When a line of the records contains "slots", copy it.

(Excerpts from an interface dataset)

[Start of section]

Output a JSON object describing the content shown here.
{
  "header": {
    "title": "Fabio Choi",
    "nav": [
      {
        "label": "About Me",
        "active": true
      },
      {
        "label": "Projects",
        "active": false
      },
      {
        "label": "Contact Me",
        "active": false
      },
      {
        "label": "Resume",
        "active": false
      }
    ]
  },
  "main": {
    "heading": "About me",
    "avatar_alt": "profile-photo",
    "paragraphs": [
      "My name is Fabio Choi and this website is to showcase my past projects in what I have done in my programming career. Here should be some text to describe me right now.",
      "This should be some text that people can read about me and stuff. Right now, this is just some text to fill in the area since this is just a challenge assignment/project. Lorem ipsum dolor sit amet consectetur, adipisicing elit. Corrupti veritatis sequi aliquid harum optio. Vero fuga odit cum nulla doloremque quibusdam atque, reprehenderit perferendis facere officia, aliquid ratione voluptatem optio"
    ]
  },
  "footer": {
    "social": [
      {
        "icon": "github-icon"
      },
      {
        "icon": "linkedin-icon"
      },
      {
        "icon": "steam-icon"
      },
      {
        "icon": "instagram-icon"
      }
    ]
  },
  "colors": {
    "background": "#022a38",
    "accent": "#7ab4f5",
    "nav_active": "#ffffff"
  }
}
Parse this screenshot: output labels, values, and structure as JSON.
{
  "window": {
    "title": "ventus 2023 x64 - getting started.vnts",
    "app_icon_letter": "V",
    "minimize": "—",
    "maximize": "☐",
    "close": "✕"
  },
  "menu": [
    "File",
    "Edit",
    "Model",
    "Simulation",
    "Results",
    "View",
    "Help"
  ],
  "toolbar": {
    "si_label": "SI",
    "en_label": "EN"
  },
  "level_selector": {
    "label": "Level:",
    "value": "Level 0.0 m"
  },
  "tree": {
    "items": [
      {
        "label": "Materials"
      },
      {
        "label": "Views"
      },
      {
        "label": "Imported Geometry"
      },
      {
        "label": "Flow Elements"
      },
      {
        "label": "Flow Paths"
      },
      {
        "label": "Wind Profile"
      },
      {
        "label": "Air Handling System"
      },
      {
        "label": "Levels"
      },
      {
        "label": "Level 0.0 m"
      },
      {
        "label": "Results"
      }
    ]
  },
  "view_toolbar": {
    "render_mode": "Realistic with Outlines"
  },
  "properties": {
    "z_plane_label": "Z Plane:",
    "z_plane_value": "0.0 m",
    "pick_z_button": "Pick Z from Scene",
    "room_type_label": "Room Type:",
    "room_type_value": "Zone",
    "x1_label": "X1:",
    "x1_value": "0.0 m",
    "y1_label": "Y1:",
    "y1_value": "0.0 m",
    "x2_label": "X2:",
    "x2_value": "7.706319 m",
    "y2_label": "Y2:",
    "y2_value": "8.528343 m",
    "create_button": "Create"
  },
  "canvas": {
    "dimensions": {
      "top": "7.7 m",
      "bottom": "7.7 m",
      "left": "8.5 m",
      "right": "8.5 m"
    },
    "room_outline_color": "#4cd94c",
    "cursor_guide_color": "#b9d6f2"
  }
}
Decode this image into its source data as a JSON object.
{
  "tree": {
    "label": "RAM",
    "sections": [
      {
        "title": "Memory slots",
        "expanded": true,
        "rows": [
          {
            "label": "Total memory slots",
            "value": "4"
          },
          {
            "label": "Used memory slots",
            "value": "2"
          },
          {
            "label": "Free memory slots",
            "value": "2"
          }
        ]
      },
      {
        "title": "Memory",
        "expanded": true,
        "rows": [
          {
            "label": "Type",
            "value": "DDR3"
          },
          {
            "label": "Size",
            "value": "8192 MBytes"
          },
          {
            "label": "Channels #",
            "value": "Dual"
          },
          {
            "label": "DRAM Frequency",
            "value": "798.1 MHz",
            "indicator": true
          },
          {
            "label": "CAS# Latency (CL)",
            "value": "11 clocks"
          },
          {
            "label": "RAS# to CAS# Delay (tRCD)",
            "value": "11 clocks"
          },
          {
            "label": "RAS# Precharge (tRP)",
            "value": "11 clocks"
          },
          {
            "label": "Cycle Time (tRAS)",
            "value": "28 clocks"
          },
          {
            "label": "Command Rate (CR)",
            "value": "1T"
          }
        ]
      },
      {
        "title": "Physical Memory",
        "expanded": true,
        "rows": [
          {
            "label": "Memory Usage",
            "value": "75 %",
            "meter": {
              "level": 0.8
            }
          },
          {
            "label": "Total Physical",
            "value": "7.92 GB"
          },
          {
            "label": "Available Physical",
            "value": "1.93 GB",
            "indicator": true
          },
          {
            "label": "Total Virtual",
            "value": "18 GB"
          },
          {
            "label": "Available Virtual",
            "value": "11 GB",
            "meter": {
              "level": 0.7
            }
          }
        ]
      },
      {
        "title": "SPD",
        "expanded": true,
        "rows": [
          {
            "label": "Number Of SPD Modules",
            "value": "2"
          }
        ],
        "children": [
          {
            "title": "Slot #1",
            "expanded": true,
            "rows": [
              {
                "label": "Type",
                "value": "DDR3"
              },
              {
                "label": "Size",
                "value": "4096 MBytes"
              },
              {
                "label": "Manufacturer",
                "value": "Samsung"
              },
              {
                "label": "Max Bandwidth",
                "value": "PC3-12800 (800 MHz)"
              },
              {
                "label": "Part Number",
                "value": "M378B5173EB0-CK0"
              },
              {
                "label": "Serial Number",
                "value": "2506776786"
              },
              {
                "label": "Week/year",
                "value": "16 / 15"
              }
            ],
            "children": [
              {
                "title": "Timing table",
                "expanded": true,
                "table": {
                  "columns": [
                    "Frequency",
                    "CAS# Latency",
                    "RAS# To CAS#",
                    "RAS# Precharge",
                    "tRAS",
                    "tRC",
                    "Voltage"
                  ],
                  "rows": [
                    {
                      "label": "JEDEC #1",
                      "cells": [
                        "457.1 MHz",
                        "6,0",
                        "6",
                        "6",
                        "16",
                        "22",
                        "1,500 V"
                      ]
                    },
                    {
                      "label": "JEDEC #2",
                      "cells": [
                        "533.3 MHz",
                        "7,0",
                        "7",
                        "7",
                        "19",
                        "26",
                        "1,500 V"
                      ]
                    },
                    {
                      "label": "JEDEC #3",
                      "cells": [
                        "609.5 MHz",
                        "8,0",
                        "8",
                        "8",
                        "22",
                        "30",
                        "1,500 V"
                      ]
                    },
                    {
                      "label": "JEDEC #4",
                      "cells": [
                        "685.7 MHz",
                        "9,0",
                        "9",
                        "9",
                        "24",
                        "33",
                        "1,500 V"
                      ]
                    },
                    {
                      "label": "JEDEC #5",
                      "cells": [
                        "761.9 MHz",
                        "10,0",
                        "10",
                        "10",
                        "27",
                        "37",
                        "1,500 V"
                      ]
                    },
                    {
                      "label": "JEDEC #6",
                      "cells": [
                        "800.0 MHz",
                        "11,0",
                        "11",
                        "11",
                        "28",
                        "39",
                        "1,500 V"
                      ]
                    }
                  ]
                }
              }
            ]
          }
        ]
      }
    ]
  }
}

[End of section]

WRITTEN SOLUTION:
        "title": "Memory slots",
            "label": "Total memory slots",
            "label": "Used memory slots",
            "label": "Free memory slots",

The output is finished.